* _To do_: Below are the records; tally the lines that include "subtitle" and report only the total.

▬▬▬▬▬▬

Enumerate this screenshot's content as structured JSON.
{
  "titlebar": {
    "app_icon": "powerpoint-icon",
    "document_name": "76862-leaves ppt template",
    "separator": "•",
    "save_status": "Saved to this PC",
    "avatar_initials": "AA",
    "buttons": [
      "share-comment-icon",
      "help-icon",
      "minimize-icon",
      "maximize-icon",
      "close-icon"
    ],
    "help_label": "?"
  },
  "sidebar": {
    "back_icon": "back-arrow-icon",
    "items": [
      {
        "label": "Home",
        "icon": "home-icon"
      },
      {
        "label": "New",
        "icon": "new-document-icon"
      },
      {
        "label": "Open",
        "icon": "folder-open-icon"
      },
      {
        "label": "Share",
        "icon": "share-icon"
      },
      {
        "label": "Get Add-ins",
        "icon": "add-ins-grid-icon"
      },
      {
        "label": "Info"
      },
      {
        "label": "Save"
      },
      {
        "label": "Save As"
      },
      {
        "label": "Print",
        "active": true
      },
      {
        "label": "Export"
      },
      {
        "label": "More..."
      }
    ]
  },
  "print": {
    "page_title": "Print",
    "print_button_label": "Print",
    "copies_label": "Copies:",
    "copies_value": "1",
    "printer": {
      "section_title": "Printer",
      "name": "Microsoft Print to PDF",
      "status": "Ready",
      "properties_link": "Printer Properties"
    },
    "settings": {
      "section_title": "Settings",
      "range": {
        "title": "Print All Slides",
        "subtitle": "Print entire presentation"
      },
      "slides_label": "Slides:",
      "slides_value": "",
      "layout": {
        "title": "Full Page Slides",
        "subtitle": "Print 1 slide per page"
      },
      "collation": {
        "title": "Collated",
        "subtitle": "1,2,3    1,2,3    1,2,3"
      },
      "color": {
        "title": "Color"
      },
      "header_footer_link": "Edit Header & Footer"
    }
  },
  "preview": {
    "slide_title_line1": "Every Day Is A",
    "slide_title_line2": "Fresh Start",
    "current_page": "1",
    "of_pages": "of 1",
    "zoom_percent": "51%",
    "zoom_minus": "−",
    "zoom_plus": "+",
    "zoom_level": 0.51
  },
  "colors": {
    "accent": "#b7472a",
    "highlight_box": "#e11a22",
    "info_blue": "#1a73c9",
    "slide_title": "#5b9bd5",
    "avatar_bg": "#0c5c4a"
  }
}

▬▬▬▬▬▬

* _Answer to the problem_: 3